John Wasik

Avoid losses on your bond funds by going unconventional

Mar 31, 2014 18:34 UTC

CHICAGO (Reuters) – As the financial markets await more signals on the Federal Reserve’s interest-rate policy next year, which may push rates higher in early 2015, it wouldn’t hurt to take a close look at alternative bond funds.

Unlike conventional bond index funds, which may hold static portfolios, “unconstrained” or “hedged” funds are able to be nimble when rates rise. Although they may not totally avoid losses that could come with rising rates, they could avoid some of the volatility. Ten bond dealers out of 17 polled by Reuters see the Fed raising rates in the second half of 2015, with another four saying increases would not start until 2016.

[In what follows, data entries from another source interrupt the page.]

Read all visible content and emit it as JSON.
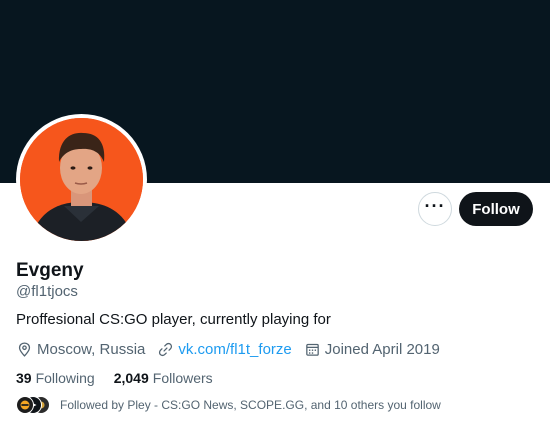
{
  "profile": {
    "display_name": "Evgeny",
    "handle": "@fl1tjocs",
    "bio": "Proffesional CS:GO player, currently playing for",
    "location": "Moscow, Russia",
    "website": "vk.com/fl1t_forze",
    "joined": "Joined April 2019"
  },
  "actions": {
    "more_icon": "more-horizontal-icon",
    "follow_label": "Follow"
  },
  "stats": {
    "following_count": "39",
    "following_label": "Following",
    "followers_count": "2,049",
    "followers_label": "Followers"
  },
  "followed_by": {
    "text": "Followed by Pley - CS:GO News, SCOPE.GG, and 10 others you follow"
  },
  "icons": {
    "location": "location-pin-icon",
    "link": "link-icon",
    "calendar": "calendar-icon"
  },
  "colors": {
    "banner": "#07161f",
    "avatar_background": "#f6561c",
    "link": "#1d9bf0",
    "secondary_text": "#536471",
    "follow_button": "#0f1419"
  }
}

Last Friday, Charles Evans, president of the Federal Reserve Bank of Chicago, said eventual rate hikes would likely follow a “shallower path of increases.”

One way of avoiding losses in your income portfolio is to shorten maturities of the single bonds you’re buying or shorten durations in the bond funds you own. Duration is a measure of interest-rate risk. If your fund has a duration of 3, you could lose 3 percent if rates climb one percentage point.

Another worthy consideration are bond funds that hedge interest-rate risk or have the ability to shift their portfolios into less-volatile bonds.

Watching the weather on Wall Street

Mar 24, 2014 18:16 UTC

CHICAGO (Reuters) – With the warming of spring, there’s a natural tendency to think that stocks might warm up as well, despite less-than-sunny outlooks on interest rates from the Federal Reserve.

There is a documented weather pattern to Wall Street, which market watchers use as another indicator in their play books. But in this year of endless winter storms, the patterns have already been stood on their heads.

In positive years for stocks, January has typically seen rallies while February falters. Not so in 2014. The S&P 500 index dropped 3.5 percent in January, followed by a 4 percent rebound last month.

After the Fed: What investors should do now

Mar 20, 2014 19:59 UTC

CHICAGO, March 20 (Reuters) – For active income investors,
the next year or so will be a trying time of tough love. While
yields are rising, which depresses prices of most
income-oriented securities, this presents other opportunities.

On Wednesday, Federal Reserve Chairman Janet Yellen signaled
that interest rates may rise as early as next spring, and the
market reacted with force, continuing a pullback that began
nearly a year ago.

Some unheralded optimism lies behind Yellen’s comments that
the Fed will end its bond-buying stimulus program this fall and
probably raise short-term interest rates in the spring of 2015.
That bodes well for a number of sectors which benefit from
slowly rising rates and consumer spending.

Drop the S&P index fund for asset-class investing

Mar 17, 2014 15:59 UTC

CHICAGO (Reuters) – You can get most of what you want for your investments from off-the-shelf index funds, but you may have to dig deeper to make your portfolio more productive.

For most mainstream investors, a focus on S&P 500 index funds and a general bond market index serves them well. Yet what if you concentrated on a mixture of different asset classes instead of only picking the usual suspects in conventional index funds that hold the most popular stocks and bonds? You may be able to boost returns while insulating yourself from off years.

An “asset-class investing” approach still relies upon low-cost, passively managed funds as core vehicles, but it puts a greater focus on diversification, which could enhance returns. Giving yourself a piece of every corner of the market means investing in large-, medium- and small-sized companies in developed and emerging markets, plus a broad selection of U.S. and global bonds.

How you can build on Warren Buffett’s investment advice

Mar 10, 2014 17:51 UTC

CHICAGO (Reuters) – While it is hard to knock the advice of Warren Buffett, whose annual letter to Berkshire Hathaway Inc shareholders recently lofted down from the mountain of capitalism, some of his tips can be tweaked.

Among the many nuggets of wisdom in the Berkshire report was a recommendation from the company’s chairman to the trustee of his estate that 10 percent of the cash be invested in short-term government bonds and 90 percent in a “very low-cost index fund (Vanguard’s).”

Buffett is spot on about holding onto an index fund and avoiding the exorbitant fees of active managers. But we should look at his advice a bit more closely.

Finding nooks of growth in a sluggish Europe

Mar 3, 2014 17:27 UTC

CHICAGO, March 3 (Reuters) – While the euro zone presents
the unalluring face of sluggish growth, that doesn’t mean it
should be neglected. There are pockets of promise that are worth

The reason for the negativity stems from concerns over
conflict in Ukraine and reported euro zone growth at 0.3 percent
in the fourth quarter. Although inflation isn’t a problem for
now, almost no analyst is forecasting robust acceleration for
the year in the region, which is expected to expand about 1
percent in 2014.

Beneath this lackluster scenario, though, lie several layers
of companies that are part of Europe’s turnaround story. If you
focus on smaller-cap companies and those paying dividends, the
picture is a mite brighter.